We also measured the effects of SHYS on mitophagy flux, and the results showed that SHYS intervention could decrease p62 expression and increase LC3-II levels in renal tissues. Moreover, immunofluorescence staining indicated that SHYS treatment increased the colocalization of LC3 and VDAC1 in kidney. After Parkin has accumulated in the mitochondria, it can ligate ubiquitin (Ub) to Ub substrate or mitochondrial outer membrane proteins. The ubiquitin chains formed can be selectively recognized by the autophagy receptor p62 [28]. p62 is a vital autophagy regulatory protein and increased p62 levels suggest that autophagy is blocked. p62 can interact with LC3 to bind to it so that mitophagosomes and lysosomes are fused to form mature mitochondrial autophagolysosomes and activate mitochondrial degradation, thereby removing damaged mitochondria and restoring cell metabolic equilibrium [29]. LAMP2 is an important lysosome marker and detecting LC3 and LAMP2 colocalization levels can reflect autophagosome and lysosome fusion [30]. Our results similarly showed that SHYS could increase LC3 and LAMP2 colocalization levels.

A recent study found that blockade of PINK1/Parkin-mediated mitophagy can induce NLRP3 inflammasome activation, and the activation of PINK1/Parkin-mediated mitophagy can block NLRP3 inflammasome activation [31]. Our results showed that SHYS can decrease NLRP3, ASC, caspase-1, IL-1β, and IL-18 expression in DKD rat renal tissues.
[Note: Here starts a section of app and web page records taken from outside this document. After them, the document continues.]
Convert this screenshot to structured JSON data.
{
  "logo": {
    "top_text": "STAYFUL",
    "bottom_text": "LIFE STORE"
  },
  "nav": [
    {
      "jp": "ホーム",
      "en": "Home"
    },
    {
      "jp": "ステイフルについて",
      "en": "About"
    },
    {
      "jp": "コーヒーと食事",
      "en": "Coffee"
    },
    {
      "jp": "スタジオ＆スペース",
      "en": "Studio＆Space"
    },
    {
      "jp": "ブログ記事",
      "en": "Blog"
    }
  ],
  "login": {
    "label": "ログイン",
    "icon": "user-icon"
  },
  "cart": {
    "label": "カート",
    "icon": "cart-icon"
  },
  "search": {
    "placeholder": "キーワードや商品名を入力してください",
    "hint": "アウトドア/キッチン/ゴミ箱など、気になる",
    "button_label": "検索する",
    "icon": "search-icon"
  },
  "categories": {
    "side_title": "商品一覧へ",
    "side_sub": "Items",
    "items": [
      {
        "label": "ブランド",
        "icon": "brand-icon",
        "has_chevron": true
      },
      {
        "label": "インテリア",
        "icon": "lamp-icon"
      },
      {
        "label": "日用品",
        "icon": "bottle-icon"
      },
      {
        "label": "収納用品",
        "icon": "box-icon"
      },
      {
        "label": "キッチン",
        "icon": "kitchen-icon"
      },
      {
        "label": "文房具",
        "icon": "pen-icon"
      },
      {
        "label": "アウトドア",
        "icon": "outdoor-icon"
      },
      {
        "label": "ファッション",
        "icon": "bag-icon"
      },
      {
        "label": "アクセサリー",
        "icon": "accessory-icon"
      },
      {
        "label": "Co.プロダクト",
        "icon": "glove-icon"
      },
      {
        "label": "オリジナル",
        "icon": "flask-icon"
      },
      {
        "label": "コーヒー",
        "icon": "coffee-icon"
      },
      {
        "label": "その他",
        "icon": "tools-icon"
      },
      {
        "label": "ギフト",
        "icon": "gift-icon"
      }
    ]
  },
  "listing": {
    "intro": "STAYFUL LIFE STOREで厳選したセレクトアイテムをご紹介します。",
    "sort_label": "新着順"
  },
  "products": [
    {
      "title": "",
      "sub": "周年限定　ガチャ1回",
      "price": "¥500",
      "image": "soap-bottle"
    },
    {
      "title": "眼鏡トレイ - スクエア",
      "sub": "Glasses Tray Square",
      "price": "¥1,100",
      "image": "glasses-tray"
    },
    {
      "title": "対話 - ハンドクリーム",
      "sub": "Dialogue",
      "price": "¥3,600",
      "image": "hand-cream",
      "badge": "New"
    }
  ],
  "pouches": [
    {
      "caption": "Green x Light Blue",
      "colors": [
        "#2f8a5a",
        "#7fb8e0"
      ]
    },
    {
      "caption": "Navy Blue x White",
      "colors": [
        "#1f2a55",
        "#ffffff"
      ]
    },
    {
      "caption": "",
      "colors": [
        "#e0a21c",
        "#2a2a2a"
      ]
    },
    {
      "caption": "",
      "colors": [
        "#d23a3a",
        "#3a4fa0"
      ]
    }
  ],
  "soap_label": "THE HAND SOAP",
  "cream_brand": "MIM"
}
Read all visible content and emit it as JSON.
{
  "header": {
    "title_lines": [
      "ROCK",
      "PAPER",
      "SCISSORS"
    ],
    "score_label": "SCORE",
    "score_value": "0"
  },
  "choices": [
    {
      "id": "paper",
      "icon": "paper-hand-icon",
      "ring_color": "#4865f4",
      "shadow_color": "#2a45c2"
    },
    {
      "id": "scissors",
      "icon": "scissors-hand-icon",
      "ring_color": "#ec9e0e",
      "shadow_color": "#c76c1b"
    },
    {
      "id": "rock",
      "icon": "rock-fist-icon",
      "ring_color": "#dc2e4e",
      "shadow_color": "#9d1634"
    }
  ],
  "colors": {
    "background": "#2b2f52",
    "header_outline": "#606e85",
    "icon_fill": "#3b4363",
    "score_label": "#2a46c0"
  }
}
Under physiological conditions, NLRP3 within cells is in an autoinhibitory state. Hyperglycemia can cause NLRP3 to recruit ASC and bind to pro-caspase-1 to form an inflammasome and activate caspase-1. Activated caspase-1 can cleave pro-IL-1β and pro-IL-18 to produce active IL-1β and IL-18, respectively, releasing from cells and worsening renal tissue inflammation.

In summary, our study demonstrated the therapeutic effects of SHYS on DKD. Additionally, our results indicated that SHYS promotes PINK1/Parkin-mediated mitophagy in renal tissues and inhibits NLRP3 inflammasome activation to improve mitochondrial injury and inflammatory responses.

Data Availability

The datasets used and/or analysed during the current study are available from the corresponding author on reasonable request.

Ethical Approval

This experiment was approved by the ethics committee of Cangzhou Hospital of Integrated Traditional Chinese Medicine and Western Medicine (Approval no.: CZX2021-KY-023).

Conflicts of Interest

The authors declare no conflicts of interests.

Acknowledgments

This study was supported by the Natural Science Foundation of Hebei Province (H2022110019), the Scientific Program Project of Administration of Traditional Chinese Medicine in Hebei Province (No. 2021311), and the Construction Project of Workshop of Prestigious Chinese Physician Xiuhai Su (2022-75).

Supplementary Materials

The HE staining score for kidney injury was shown in Table S1. Besides, The DKD rat model was verified based on the levels of blood glucose (Figure S1a) and 24 h of urine protein (Figure S1b). One week after the STZ injection, the BG in model rats was higher than 16.7 mmol/L and the urine protein level was above 20 mg/24 h. (Supplementary Materials)